-- Source material follows --

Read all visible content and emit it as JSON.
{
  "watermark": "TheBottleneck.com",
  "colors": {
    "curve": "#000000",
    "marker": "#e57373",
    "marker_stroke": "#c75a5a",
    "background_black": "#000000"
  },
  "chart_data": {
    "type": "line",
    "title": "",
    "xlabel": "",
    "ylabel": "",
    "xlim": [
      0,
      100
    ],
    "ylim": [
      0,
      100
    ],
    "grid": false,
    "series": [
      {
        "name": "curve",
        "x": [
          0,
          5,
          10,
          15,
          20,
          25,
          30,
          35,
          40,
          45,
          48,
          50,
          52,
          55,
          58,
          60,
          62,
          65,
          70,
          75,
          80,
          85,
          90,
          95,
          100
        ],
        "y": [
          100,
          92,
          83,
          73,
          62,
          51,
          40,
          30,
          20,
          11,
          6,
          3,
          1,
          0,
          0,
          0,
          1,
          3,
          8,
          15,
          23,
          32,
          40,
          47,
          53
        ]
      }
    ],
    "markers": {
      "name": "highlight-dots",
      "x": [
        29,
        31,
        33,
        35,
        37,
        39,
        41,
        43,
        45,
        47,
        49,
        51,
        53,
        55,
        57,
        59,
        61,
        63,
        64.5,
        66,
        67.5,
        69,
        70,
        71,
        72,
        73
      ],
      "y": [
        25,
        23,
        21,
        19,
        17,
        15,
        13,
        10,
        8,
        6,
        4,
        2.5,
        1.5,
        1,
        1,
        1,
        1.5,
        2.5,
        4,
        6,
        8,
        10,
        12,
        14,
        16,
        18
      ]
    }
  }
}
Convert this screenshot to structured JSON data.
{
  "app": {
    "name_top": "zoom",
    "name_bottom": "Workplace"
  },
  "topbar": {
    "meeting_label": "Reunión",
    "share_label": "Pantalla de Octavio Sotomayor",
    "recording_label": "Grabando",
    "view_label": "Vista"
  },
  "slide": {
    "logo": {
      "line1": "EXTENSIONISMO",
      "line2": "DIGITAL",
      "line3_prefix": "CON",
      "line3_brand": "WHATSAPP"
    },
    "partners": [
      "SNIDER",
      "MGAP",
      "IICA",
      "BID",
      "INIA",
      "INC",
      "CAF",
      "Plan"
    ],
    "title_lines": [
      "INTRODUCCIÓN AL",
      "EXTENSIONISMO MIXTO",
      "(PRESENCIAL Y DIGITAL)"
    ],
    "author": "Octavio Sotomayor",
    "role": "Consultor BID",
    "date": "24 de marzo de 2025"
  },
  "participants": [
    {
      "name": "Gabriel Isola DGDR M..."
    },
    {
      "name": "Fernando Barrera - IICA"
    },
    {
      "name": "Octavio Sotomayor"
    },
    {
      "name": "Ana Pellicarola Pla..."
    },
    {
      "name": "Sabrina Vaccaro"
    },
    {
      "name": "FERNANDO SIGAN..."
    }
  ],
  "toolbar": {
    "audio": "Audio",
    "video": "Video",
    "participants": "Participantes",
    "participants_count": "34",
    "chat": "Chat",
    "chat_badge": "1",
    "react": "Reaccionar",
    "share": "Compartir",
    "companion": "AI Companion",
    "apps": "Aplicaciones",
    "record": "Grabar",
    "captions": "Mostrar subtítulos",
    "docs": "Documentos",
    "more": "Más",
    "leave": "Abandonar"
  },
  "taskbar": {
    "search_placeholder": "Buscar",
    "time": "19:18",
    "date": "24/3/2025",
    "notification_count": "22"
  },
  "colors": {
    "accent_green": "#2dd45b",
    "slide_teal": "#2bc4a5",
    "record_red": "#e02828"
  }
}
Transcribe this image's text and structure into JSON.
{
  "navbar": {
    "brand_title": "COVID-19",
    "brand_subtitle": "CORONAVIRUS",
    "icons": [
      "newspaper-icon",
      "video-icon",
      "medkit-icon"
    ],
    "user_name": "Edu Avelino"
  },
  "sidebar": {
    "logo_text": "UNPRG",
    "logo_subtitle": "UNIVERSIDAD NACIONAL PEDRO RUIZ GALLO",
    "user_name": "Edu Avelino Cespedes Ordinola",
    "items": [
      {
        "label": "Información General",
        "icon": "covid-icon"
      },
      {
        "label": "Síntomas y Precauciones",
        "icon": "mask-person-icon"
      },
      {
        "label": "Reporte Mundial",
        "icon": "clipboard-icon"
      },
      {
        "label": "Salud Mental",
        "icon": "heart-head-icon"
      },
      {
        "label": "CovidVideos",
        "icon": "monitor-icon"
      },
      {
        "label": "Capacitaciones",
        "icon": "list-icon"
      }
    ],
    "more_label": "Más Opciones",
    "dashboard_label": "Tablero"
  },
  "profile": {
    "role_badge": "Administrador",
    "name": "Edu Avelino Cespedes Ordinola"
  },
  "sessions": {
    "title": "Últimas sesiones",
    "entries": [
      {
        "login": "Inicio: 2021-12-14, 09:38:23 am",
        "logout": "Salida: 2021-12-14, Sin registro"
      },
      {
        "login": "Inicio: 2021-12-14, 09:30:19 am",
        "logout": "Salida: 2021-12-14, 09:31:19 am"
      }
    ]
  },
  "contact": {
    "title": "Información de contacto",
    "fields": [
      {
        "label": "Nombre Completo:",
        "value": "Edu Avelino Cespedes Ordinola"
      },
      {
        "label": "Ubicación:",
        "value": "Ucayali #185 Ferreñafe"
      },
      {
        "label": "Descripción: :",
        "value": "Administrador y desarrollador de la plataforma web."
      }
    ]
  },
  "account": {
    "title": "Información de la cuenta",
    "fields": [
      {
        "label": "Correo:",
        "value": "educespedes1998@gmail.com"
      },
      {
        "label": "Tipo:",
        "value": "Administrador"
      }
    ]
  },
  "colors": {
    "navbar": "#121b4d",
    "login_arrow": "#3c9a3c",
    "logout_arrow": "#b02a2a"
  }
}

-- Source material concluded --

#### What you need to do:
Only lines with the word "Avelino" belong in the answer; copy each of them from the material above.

#### Problem solution:
    "user_name": "Edu Avelino"
    "user_name": "Edu Avelino Cespedes Ordinola",
    "name": "Edu Avelino Cespedes Ordinola"
        "value": "Edu Avelino Cespedes Ordinola"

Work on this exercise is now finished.